I grew up in India and came to the United States after my marriage. I knew no cooking so I eagerly looked forward to eating at restaurants. The first restaurant I went to after coming to the US was ‘Florentines’, an Italian restaurant. Until then, I had never eaten Italian food but I loved all the new dishes I tried. However my most favorite dish, which often is true for me…was the dessert. I tried Tiramisu…and I fell in love with it.

Tiramisu which translates to ‘pick me up’ in Italian is my favorite. I love the coffee flavor and the lightness of this dessert. It looks elegant, tastes great and can be made ahead, what more can you ask for? In fact, if you make it a day or two ahead, I feel it tastes better.

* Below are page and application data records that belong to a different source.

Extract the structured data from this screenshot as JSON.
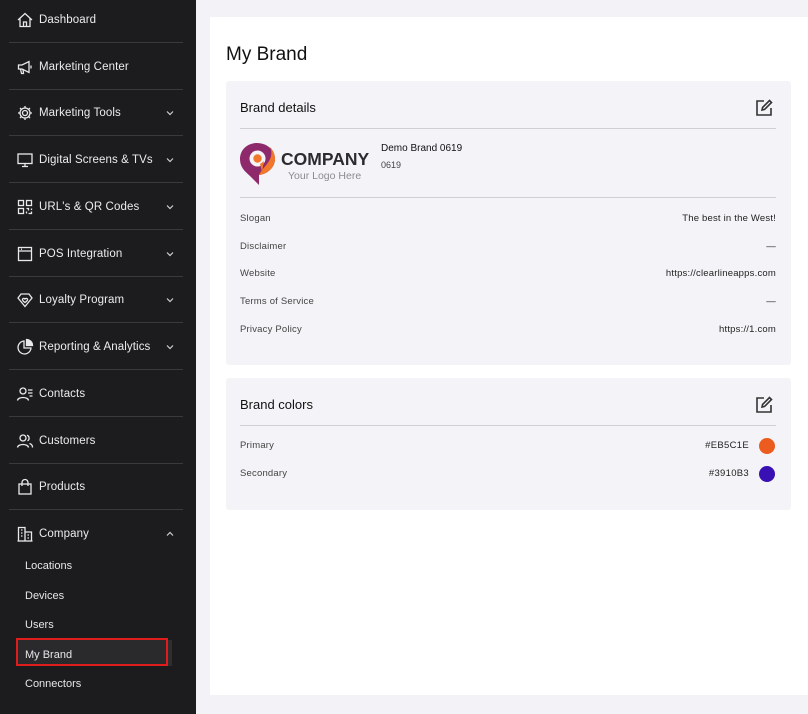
{
  "sidebar": {
    "items": [
      {
        "label": "Dashboard",
        "icon": "home-icon",
        "expandable": false
      },
      {
        "label": "Marketing Center",
        "icon": "megaphone-icon",
        "expandable": false
      },
      {
        "label": "Marketing Tools",
        "icon": "gear-icon",
        "expandable": true
      },
      {
        "label": "Digital Screens & TVs",
        "icon": "monitor-icon",
        "expandable": true
      },
      {
        "label": "URL's & QR Codes",
        "icon": "qr-code-icon",
        "expandable": true
      },
      {
        "label": "POS Integration",
        "icon": "register-icon",
        "expandable": true
      },
      {
        "label": "Loyalty Program",
        "icon": "diamond-heart-icon",
        "expandable": true
      },
      {
        "label": "Reporting & Analytics",
        "icon": "pie-chart-icon",
        "expandable": true
      },
      {
        "label": "Contacts",
        "icon": "contacts-icon",
        "expandable": false
      },
      {
        "label": "Customers",
        "icon": "customers-icon",
        "expandable": false
      },
      {
        "label": "Products",
        "icon": "bag-icon",
        "expandable": false
      },
      {
        "label": "Company",
        "icon": "building-icon",
        "expandable": true,
        "expanded": true
      }
    ],
    "company_sub": [
      "Locations",
      "Devices",
      "Users",
      "My Brand",
      "Connectors"
    ],
    "active_sub": "My Brand"
  },
  "main": {
    "page_title": "My Brand",
    "brand_details": {
      "title": "Brand details",
      "logo": {
        "word": "COMPANY",
        "tagline": "Your Logo Here"
      },
      "brand_name": "Demo Brand 0619",
      "brand_code": "0619",
      "rows": [
        {
          "label": "Slogan",
          "value": "The best in the West!"
        },
        {
          "label": "Disclaimer",
          "value": "—"
        },
        {
          "label": "Website",
          "value": "https://clearlineapps.com"
        },
        {
          "label": "Terms of Service",
          "value": "—"
        },
        {
          "label": "Privacy Policy",
          "value": "https://1.com"
        }
      ]
    },
    "brand_colors": {
      "title": "Brand colors",
      "rows": [
        {
          "label": "Primary",
          "hex": "#EB5C1E",
          "color": "#EB5C1E"
        },
        {
          "label": "Secondary",
          "hex": "#3910B3",
          "color": "#3910B3"
        }
      ]
    }
  },
  "colors": {
    "sidebar_bg": "#1c1c1e",
    "highlight": "#e01b1b",
    "logo_orange": "#f0772b",
    "logo_purple": "#8e2a6c"
  }
}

I experimented with many recipes and then settled on this one which combines the best parts of various recipes.

Two important ingredients to make good tiramisu are a good quality mascarpone cheese and a good cup of espresso. The traditional recipe also calls for raw eggs, but I have included a workaround if you want to avoid eating uncooked eggs.

My kids love Tiramisu, this is by far their most favorite dessert. They think that I make the best tiramisu and that is quite a compliment since we have been to many nice italian restaurants. 🙂





2 packets of lady fingers

2 packs of mascarpone cheese( about  400 g) at room temp

5 egg yolks ( at room temp)

1/3 cup sugar

1 cup whipping cream

6 shots of espresso ( about 1 1/2 cup) cooled



Whip the cream until it forms soft peaks. Keep aside in a bowl.


Mix the egg yolks and sugar till pale yellow in color.


Add the mascarpone cheese and mix till everything is blended well. When blended well, add 1/4 cup of espresso and mix well. This time I used ‪#‎CafeUbuntu‬‪#‎sharedfate‬ from Whole Foods, I must say it is a good cup of coffee for a great cause.


Take the whipped cream and fold into the mascarpone cheese mixture.


Arrange the lady fingers in a tray.


Soak them with generous amount of coffee.


Spread with the cream mixture. Alternate till you have the top layer of cream.

Sprinkle some dark cocoa and chill in the refrigerator.  Ideally you should make it at least a day ahead, I feel that it lets the flavor mingle and marry.






1. If you dont have access to espresso, make strong instant coffee and use that instead

2. You can use lightly sweetened pound cake in place of lady fingers if you can not find lady fingers.

3. If you are trying to make a no egg version, just leave the eggs out. Add 1/2 cup of whipping cream. I have also heard people using custard powder. I have not tried that myself.